Taj Mahal needs a nine-year mud pack to tackle pollution
The Taj Mahal will need nine years of mud packs to remove yellow stains from its white marble walls caused by air pollution, the Times of India reported on Wednesday.
Archaeologists said the lengthy period was needed to properly and safely clean particles from the four minarets and the main dome of the famed monument to love.
Authorities have taken numerous steps in recent years to try to protect the 17th-century monument from pollution coming from the busy city of Agra nearby, including banning local coalpowered industries.
The mud pack cleaning was announced last year, followed by a local ban on the common practice of burning cow dung for fuel, in order to reduce the carbon deposits on the Taj’s walls.
The Times of India newspaper outlined an action plan by authorities after submitting a Right to Information request to access government documents.
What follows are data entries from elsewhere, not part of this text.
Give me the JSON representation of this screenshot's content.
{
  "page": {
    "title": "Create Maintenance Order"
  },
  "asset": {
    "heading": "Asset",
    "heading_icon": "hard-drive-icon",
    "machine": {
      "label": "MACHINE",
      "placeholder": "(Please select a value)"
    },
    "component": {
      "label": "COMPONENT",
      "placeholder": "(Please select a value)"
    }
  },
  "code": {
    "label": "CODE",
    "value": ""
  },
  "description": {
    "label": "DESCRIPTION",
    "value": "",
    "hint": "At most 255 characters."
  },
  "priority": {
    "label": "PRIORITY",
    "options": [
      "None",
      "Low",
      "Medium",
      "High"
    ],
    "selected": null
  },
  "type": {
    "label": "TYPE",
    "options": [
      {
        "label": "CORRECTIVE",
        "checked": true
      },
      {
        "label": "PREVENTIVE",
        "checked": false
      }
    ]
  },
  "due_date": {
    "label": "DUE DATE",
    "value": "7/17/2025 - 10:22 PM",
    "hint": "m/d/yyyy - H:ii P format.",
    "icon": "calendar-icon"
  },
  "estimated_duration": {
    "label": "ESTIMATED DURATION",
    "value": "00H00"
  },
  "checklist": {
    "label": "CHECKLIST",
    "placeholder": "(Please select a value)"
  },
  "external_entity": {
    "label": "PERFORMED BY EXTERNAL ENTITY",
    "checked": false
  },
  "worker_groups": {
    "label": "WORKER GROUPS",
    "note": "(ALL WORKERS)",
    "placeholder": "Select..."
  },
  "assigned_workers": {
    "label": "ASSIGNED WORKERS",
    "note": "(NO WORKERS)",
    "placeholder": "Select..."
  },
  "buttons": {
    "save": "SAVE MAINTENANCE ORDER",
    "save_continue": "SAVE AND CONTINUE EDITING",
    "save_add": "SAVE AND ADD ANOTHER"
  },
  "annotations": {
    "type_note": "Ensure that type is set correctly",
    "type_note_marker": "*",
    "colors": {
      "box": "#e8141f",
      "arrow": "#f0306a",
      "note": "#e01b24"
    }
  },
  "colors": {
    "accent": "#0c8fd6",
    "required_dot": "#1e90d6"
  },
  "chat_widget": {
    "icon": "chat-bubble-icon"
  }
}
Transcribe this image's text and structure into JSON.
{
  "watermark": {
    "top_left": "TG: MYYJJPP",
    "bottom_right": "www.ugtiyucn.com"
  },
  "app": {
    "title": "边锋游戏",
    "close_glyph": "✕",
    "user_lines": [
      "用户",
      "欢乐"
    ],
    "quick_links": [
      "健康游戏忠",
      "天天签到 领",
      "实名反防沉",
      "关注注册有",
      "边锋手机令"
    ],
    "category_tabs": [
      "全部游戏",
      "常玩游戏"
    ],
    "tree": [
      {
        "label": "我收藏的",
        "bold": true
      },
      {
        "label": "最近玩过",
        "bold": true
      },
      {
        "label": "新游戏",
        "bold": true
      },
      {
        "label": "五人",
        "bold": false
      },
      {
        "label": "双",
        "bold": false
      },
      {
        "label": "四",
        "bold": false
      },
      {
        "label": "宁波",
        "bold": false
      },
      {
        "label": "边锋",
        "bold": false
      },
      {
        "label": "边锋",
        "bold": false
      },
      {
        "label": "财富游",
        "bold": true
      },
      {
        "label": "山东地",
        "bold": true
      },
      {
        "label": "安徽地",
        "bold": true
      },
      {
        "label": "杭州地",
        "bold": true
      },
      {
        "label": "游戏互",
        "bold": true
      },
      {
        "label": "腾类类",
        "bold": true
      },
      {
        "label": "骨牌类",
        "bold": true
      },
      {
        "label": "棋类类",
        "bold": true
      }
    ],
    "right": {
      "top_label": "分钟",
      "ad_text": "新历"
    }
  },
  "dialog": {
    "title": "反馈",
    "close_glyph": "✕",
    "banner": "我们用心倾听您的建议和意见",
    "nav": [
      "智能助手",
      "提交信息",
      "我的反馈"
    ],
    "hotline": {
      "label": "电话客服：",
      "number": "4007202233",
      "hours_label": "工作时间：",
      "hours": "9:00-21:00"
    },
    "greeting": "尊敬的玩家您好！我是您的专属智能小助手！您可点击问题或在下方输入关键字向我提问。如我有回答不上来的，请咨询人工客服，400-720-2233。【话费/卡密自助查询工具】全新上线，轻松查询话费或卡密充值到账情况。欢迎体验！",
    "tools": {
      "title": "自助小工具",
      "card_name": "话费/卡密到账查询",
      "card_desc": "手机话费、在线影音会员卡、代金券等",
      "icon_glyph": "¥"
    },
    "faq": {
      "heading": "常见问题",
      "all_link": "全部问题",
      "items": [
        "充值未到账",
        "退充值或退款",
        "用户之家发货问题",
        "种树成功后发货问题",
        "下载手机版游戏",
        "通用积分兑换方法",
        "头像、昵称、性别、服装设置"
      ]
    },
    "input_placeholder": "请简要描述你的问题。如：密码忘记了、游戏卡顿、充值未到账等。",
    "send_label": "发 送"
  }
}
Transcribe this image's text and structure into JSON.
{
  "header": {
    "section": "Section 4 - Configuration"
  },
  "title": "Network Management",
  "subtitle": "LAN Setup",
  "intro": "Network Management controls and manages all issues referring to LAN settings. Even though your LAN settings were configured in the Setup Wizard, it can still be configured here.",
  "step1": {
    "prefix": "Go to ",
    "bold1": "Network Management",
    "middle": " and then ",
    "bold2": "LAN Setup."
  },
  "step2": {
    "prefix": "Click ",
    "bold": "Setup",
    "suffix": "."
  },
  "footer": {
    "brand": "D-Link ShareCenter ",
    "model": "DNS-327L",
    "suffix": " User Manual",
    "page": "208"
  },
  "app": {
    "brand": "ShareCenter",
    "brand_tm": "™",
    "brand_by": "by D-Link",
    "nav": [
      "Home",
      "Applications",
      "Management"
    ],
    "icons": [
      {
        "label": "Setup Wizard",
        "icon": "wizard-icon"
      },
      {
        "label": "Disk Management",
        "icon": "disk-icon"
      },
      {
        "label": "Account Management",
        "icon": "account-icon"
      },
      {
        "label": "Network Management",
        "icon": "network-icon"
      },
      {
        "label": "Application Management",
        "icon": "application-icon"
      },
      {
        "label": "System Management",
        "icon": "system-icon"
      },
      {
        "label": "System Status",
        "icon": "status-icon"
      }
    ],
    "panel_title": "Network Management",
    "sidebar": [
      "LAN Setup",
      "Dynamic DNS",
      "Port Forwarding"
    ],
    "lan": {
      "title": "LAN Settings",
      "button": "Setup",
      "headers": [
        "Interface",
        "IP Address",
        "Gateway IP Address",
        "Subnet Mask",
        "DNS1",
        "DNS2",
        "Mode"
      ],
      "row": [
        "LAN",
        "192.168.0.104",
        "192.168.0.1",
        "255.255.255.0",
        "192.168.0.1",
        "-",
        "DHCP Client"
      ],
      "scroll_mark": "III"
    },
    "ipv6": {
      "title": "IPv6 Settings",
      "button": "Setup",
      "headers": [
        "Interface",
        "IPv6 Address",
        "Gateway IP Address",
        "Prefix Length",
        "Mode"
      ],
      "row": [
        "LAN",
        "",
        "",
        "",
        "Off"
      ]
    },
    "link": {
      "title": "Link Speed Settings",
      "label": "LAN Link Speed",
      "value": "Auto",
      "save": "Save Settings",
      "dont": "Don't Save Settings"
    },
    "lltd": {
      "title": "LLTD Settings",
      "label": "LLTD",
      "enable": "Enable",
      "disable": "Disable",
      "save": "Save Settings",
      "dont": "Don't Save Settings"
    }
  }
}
The Taj — India’s top tourist attraction — was built by Mughal emperor Shah Jahan as a tomb for his beloved wife Mumtaz Mahal, who died giving birth in 1631.
It has drawn a string of world leaders and royalty including former U.S. president Bill Clinton, while Diana, the late British princess, was famously photographed alone on a marble seat there in 1992.
In this photograph taken on Dec. 4, 2010, tourists visit the Taj Mahal in Agra, India.